Return each line of the records below in which the string "Environment" turns up.

Provided entries:
====
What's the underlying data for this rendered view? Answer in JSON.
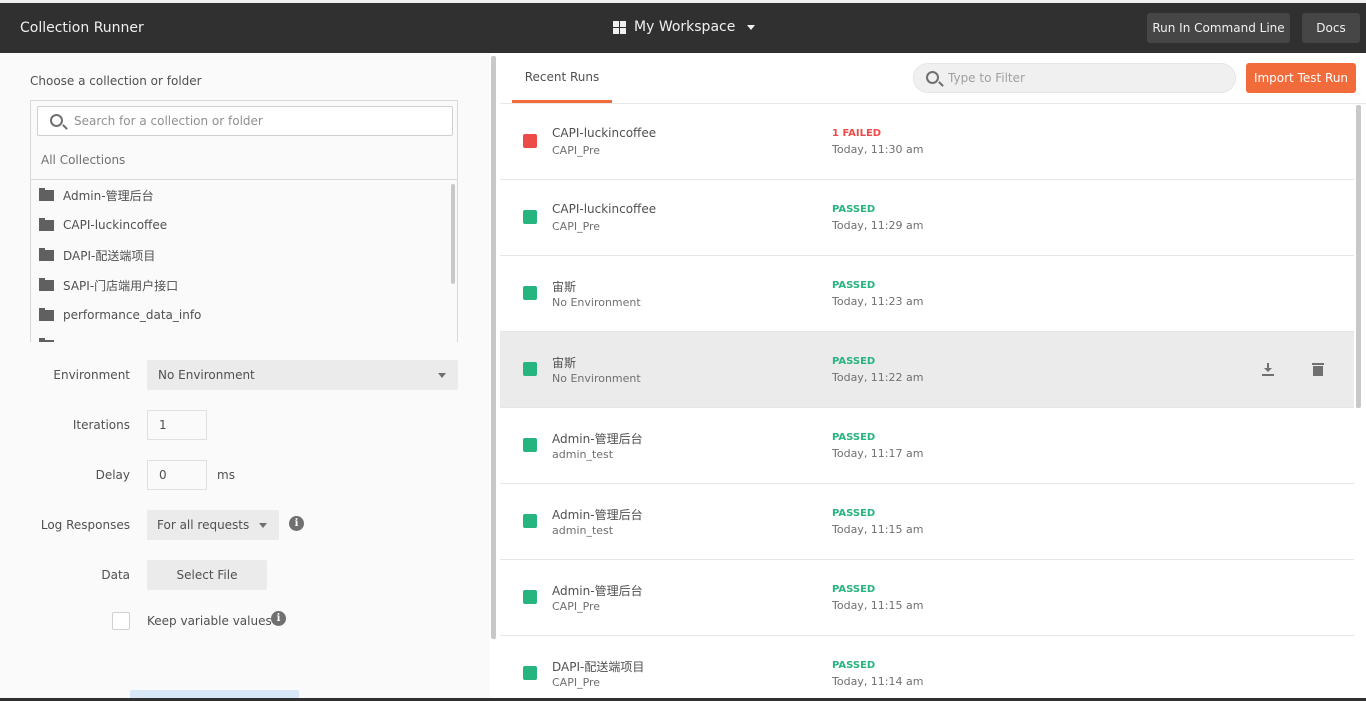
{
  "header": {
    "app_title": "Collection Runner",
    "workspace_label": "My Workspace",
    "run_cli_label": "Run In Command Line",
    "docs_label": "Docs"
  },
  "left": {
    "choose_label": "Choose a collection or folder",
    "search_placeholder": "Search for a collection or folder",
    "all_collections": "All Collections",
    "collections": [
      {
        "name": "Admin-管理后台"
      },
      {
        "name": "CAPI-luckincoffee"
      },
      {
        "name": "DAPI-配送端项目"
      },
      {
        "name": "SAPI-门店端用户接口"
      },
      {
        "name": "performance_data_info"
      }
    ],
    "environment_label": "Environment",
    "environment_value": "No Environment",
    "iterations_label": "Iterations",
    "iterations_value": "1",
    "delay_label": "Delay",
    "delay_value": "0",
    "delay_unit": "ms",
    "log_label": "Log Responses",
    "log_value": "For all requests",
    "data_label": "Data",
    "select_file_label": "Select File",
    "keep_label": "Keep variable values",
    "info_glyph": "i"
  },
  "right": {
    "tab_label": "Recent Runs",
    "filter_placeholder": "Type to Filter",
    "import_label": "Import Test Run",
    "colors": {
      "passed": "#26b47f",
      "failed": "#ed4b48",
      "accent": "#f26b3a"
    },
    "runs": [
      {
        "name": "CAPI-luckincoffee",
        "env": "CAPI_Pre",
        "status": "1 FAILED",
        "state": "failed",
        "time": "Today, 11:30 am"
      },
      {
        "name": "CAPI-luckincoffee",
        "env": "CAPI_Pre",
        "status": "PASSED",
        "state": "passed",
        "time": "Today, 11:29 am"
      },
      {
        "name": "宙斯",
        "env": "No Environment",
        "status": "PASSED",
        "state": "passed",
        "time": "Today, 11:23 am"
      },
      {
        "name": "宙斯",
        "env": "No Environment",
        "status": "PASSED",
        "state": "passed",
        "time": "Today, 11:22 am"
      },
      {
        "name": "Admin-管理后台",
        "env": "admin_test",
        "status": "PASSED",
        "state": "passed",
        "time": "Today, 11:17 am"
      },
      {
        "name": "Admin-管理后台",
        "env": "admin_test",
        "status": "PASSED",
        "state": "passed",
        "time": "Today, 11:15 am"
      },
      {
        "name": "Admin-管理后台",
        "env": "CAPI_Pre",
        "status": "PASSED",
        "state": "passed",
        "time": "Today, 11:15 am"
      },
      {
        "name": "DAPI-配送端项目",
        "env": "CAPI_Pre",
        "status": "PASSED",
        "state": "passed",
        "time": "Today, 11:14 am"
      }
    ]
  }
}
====
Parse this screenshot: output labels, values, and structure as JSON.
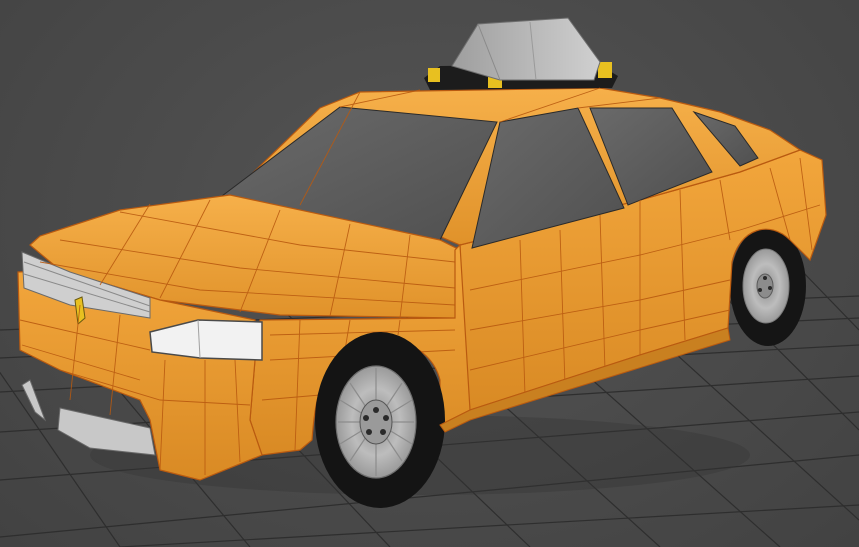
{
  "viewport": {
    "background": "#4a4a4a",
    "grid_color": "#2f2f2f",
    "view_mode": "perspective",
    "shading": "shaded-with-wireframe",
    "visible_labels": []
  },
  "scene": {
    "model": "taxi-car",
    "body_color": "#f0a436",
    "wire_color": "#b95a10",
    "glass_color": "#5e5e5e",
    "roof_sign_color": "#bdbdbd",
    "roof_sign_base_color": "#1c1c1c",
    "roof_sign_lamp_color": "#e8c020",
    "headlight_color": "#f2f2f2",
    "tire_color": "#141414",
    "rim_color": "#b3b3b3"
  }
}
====
Written solution:
    "environment_label": "Environment",
    "environment_value": "No Environment",
        "env": "No Environment",
        "env": "No Environment",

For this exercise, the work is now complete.